Tuesday, March 30, 2010
Parent to Parent: Talk to Kids about Violence
The brutal beating of a Broward County girl has parents across South Florida worried and wondering, How do you talk to your kids about that kind of violence? Dr. Valerie Goode has tips. 7's Lynn Martinez has more in Parent to Parent.
WSVN -- Thirteen-year-old Tyler loves playing guitar. Getting hurt at school is the last thing on his mind.
Tyler Knutt: "It doesn't scare me that much, because my school isn't that violent."
But his mom, Mari, is concerned.
Mari Knutt: "It scares me because I think, where does this come from? Where does this rage and the anger come from?"
It's a question many parents are asking after 15-year-old Josie Ratley ended up in a coma because of a brutal beating by a fellow student.
Hilda Gotay Ratley, Josie Ratley's mother: "That's my baby there. I just want the way things were."
Then a few days later, another attack: this time on a school bus.
D'Angelique Coby: "I had told him I don't want to be with him anymore, and then he hit me."
And there are more cases of violence in South Florida schools: a boy stabbed to death at Coral Gables High School, a girl shot down at Dillard High, a young boy even set on fire.
Dr. Valerie Goode: "I think parents should be very concerned about what's going on out there."

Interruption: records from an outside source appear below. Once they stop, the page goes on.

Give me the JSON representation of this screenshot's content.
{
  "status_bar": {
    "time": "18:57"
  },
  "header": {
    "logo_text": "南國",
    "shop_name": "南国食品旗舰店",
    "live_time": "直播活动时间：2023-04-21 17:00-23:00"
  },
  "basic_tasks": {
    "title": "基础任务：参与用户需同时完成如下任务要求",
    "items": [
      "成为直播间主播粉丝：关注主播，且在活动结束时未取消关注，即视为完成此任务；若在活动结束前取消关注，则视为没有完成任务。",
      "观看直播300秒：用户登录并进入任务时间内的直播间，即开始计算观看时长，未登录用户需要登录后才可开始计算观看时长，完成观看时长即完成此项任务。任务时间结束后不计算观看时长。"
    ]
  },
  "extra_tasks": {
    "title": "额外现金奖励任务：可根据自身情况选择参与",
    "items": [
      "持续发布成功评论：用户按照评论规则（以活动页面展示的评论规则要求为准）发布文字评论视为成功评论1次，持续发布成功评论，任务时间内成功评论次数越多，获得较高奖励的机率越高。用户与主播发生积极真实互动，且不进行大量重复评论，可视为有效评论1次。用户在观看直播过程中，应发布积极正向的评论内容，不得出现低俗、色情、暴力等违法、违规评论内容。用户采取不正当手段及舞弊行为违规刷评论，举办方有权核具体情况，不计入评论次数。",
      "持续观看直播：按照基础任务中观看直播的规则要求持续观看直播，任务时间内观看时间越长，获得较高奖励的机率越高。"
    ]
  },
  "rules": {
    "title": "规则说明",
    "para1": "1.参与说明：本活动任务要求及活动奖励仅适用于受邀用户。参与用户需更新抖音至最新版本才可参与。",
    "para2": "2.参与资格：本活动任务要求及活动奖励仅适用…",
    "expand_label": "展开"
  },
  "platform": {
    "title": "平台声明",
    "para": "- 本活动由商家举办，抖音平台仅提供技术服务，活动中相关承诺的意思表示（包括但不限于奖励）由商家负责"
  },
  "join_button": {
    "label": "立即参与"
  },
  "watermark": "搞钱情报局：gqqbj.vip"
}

Experts like Dr. Valerie Goode say all parents have to talk to their kids about violence.
Start by encouraging them to share their feelings, try to get them to open up about what's happening at their school, and let them know it's OK to report fights or threats.
Dr. Valerie Goode: "You go and you tell somebody. You tell the teacher, you ask for anonymity, whatever you have to do. You still have to tell somebody."
In the Deerfield Middle School beating, the student who attacked Josie had told friends he was going to hurt her.
Leslie Fraser, mother: "There's no rhyme or reason for that kind of rage."
Leslie Fraser's son, Journey, is in eighth grade. She says parents can feel helpless.
Leslie Fraser: "You don't have control over what people do or why a certain child would say, I'm going to get that boy today. That's my victim of the day."
But being aware of the potential for violence and talking about it helps both parents and their kids.
Mari Knutt: "It's waking me up to having dialogue more with my children. It is."
FOR MORE INFORMATION, PLEASE CONTACT:
Dr. Valerie Goode
Talking With Kids About Tough Issues